4 Answers 4

up vote 2 down vote accepted

You shall use a boost::variant or boost::any to accomplish this purpose. dynamic_cast only works when the source and target types are linked by inheritance. Also, using void*s is terrible, terrible style in the overwhelming majority of code, as it's completely unsafe.

Actually, reading your code, I just suggest that you get a C++ basics book.

EDIT: dynamic_cast only works on types which are linked by inheritance AND have at least one virtual function in the base class.

share|improve this answer
This was completely an experiment and I am aware of the non-safetiness of void* but I was trying something and I realize now it was a bad idea. Thanks for mentioning boost::variant and boost::any –  nacho4d Dec 26 '10 at 19:41

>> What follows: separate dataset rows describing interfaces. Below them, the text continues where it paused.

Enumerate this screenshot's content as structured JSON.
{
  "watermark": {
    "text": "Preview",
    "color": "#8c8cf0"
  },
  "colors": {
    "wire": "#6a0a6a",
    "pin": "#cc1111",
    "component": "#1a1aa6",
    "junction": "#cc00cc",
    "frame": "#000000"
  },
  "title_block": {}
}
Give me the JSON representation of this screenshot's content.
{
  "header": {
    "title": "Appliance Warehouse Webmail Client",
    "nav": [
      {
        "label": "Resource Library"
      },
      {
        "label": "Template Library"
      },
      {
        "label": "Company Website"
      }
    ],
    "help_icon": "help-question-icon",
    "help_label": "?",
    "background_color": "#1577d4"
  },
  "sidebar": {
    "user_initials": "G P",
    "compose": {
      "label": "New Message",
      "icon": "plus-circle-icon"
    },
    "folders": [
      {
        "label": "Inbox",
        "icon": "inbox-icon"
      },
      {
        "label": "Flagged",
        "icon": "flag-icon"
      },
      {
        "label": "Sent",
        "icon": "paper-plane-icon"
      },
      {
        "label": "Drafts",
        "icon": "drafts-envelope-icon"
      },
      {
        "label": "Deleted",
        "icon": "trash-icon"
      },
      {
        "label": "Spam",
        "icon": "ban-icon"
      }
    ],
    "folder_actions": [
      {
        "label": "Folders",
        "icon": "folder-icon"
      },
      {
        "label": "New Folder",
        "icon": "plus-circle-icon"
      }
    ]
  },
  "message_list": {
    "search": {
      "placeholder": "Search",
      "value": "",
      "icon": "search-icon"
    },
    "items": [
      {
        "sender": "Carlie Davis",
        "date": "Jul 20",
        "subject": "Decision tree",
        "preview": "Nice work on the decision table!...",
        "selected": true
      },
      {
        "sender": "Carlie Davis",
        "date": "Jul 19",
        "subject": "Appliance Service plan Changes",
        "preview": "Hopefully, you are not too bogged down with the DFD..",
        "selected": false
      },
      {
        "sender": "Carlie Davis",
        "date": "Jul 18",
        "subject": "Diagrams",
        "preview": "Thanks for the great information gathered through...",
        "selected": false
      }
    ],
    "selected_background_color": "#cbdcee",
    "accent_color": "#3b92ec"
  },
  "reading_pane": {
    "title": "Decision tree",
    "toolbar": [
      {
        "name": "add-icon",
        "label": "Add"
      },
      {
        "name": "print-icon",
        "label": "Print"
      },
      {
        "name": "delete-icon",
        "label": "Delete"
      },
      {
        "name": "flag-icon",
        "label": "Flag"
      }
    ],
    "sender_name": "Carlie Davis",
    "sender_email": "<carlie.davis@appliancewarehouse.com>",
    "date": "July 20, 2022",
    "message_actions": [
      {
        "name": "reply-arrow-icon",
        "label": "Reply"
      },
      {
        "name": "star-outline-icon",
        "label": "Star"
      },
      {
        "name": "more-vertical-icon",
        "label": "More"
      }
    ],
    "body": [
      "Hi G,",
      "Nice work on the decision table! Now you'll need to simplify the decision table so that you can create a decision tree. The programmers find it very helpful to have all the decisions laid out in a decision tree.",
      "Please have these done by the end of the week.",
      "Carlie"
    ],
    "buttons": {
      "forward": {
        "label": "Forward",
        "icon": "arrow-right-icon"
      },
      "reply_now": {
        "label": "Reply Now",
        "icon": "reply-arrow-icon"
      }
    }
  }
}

Dynamic_cast doesn't work on void pointers. You'll need to either store typed pointers in your list instead (e.g. Pointers to a common base class) or use reinterpret_cast instead (and be very careful with it since reinterpret_cast will succeed even if the conversion doesn't make any sense!)

share|improve this answer

Before you do anything of that sort, I would suggest you to read this:

When should static_cast, dynamic_cast and reinterpret_cast be used?

Read at least first two replies.

share|improve this answer

Your code is terrible for C++, however in C those things are quite common... if you don't use any c++ features in your program, perhaps you should change question category to C?

If you want to make it C-like then i would suggest something like that

enum type{ type1, type2, typeChar, typeFoo }

struct ptr{
  void * p;
  type t;

ptr* list=new ptr[2];
list[0].p = &foo;
list[0].t = typeFoo;
list[1].p = not_table;
list[1].t = typeChar;

if (list[0].t == typeChar){
  printf("char was found\n");
if (list[0].t == typeFoo){
  printf("Foo was found\n");
share|improve this answer

Your Answer


By posting your answer, you agree to the privacy policy and terms of service.

Not the answer you're looking for? Browse other questions tagged or ask your own question.